I have just spent the last 2 days at the 6th annual 2012 Carbon Farming Conference and Awards Dinner in Dubbo. Michael and Louisa Kiely should feel very proud of their achievements in running another very successful forum with an excellent range of speakers; farmers, researchers, politicians, economists, lawyers; you name it they were all there. And for good reason – because I feel that the issue of carbon farming is finally starting to get somewhere!
Obviously one of the main items of discussion was the Carbon Farming Initiative (CFI) and the future potential for farmers to be involved in this program through carbon sequestration. Whilst it is clear that there are still some hurdles to overcome, quite a deal of work is being done to prepare methodologies for carbon sequestration for cropping and grazing situations to put before the Domestic Offsets Integrity Committee (DOIC) for assessment.
Two hurdles currently creating large impediments for approval by farmers are “additionality” – whether the farming system you propose to use “adds value” to the status quo and secondly, “permanence” (the 100 year rule). The Federal MP and Parliamentary Secretary DCCEE, the Hon. Mark Dreyfus reiterated the Federal Labour Party needs to continue its 100 year rule to meet its Kyoto Protocol requirements, whilst the Hon. Greg Hunt MP, Shadow Minister for Climate Action, Environment and Heritage put forward an alternative idea of 25 years.
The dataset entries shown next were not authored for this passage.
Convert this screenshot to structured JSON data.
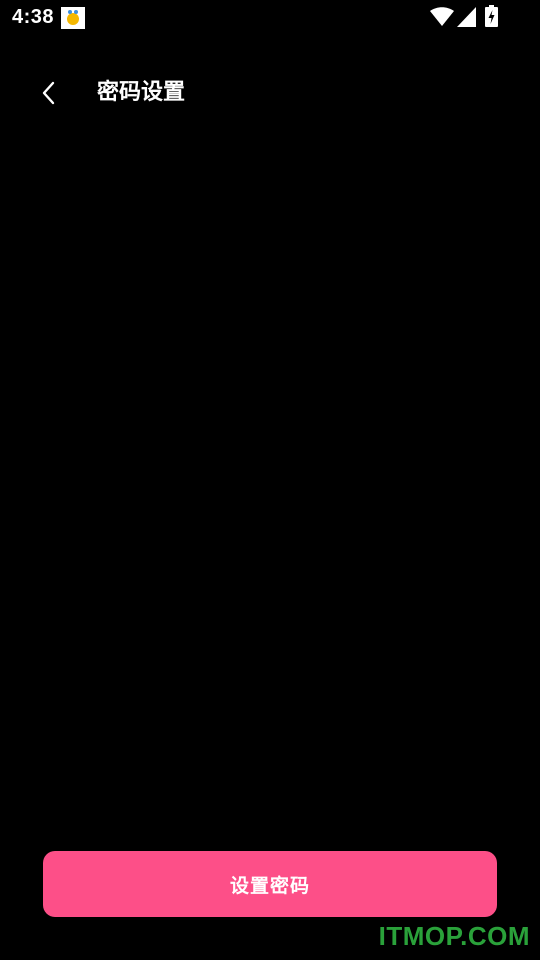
{
  "status_bar": {
    "time": "4:38",
    "icons": [
      "notification-app-icon",
      "wifi-icon",
      "signal-icon",
      "battery-charging-icon"
    ]
  },
  "header": {
    "back_icon": "chevron-left-icon",
    "title": "密码设置"
  },
  "actions": {
    "set_password_label": "设置密码"
  },
  "watermark": {
    "text": "ITMOP.COM"
  },
  "colors": {
    "background": "#000000",
    "accent": "#fd4f88",
    "text": "#ffffff",
    "watermark": "#2aa13a"
  }
}
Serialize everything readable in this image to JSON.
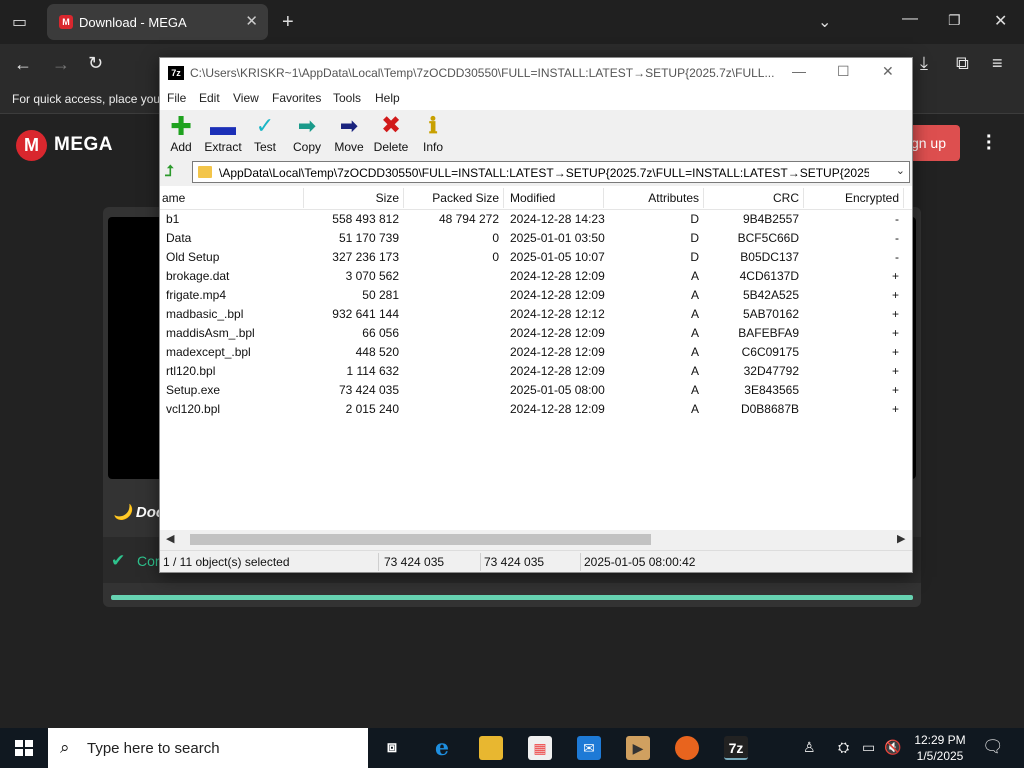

Other alternatives were also proposed – the one that interested me the most was proposed by Tony O’Hara from HHM Management (who John Lawrie currently works with) for tCER’s (temporary Certified Emission Reductions) which would have a 15 year contract but would attract less payment per tonne of carbon, a scenario that I think most farmers would accept just so they can start to trade.
It was also exciting to hear Alistair Handley speak about the trading environment he has been involved in Alberta Canada for the past 6 years. His company, Carbon Credit Solutions, is the largest privately held carbon offset aggregation business in Alberta and has generated over 1.3 million tonnes of verified carbon credits.
The Conference closed with an air of anticipation based on current activities in soil carbon measurement. Terry McCosker from RCS (Grazing For Profit) left us hanging stating that a new methodology will be forthcoming around March next year. This system will be very expansive and will enable us as farmers to get involved in the business of creating carbon credits through soil sequestered carbon. We will wait in expectation!!